Customer table has the columns
customer_id [string] passwordisabled [boolean]
Loan table has the columns
loan_id [string], customer_id [string & foreign key], cashregister_id [string]
I would like to update the
passworddisabled attribute to
true if they are registered via a specific cash register. I’ve made use of the
distinct command because a customer can have multiple loans.
Here is what I’ve tried:
update customer set passworddisabled = true from customer c join (select distinct loan_customerid, loan_cashregisterid from loan ) l on c.customer_id = l.loan_customerid where l.loan_cashregisterid = '1'
What seems to be happening is that my where clause is being ignored entirely. This leads to all customers’ attribute
passworddisabled being set to
true. I’m not entirely sure what this is happening so I would be really appreciative of some advice regarding what this query is actually doing and how to fix it.
Here is some workable data: Customer 1—* Loan
In this case, Pedro and Sandra’s passworddisabled attribute should be set to true because they have loans with cash register 1.
Let me know if you need more info.
This is the correct syntax for Postgresql’s join-like
UPDATE customer AS c SET passworddisabled = true FROM loan AS l WHERE c.customer_id = l.loan_customerid AND l.loan_cashregister = '1';
See the demo.
But I would suggest the use of

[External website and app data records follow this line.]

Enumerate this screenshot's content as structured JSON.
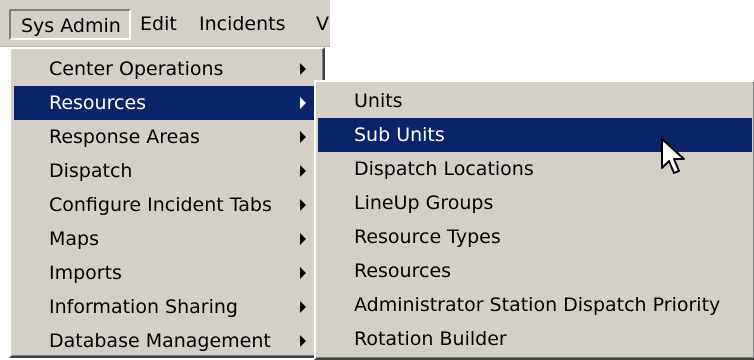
{
  "menubar": {
    "items": [
      "Sys Admin",
      "Edit",
      "Incidents",
      "V"
    ]
  },
  "main_menu": {
    "items": [
      {
        "label": "Center Operations"
      },
      {
        "label": "Resources"
      },
      {
        "label": "Response Areas"
      },
      {
        "label": "Dispatch"
      },
      {
        "label": "Configure Incident Tabs"
      },
      {
        "label": "Maps"
      },
      {
        "label": "Imports"
      },
      {
        "label": "Information Sharing"
      },
      {
        "label": "Database Management"
      }
    ],
    "selected": "Resources"
  },
  "sub_menu": {
    "items": [
      {
        "label": "Units"
      },
      {
        "label": "Sub Units"
      },
      {
        "label": "Dispatch Locations"
      },
      {
        "label": "LineUp Groups"
      },
      {
        "label": "Resource Types"
      },
      {
        "label": "Resources"
      },
      {
        "label": "Administrator Station Dispatch Priority"
      },
      {
        "label": "Rotation Builder"
      }
    ],
    "selected": "Sub Units"
  },
  "colors": {
    "menu_background": "#d4d0c8",
    "highlight": "#0a246a",
    "highlight_text": "#ffffff"
  },
  "icons": {
    "submenu_arrow": "right-triangle",
    "cursor": "arrow-pointer"
  }
}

UPDATE customer AS c SET passworddisabled = EXISTS ( SELECT * FROM loan AS l WHERE c.customer_id = l.loan_customerid AND l.loan_cashregister = '1' );
See the demo.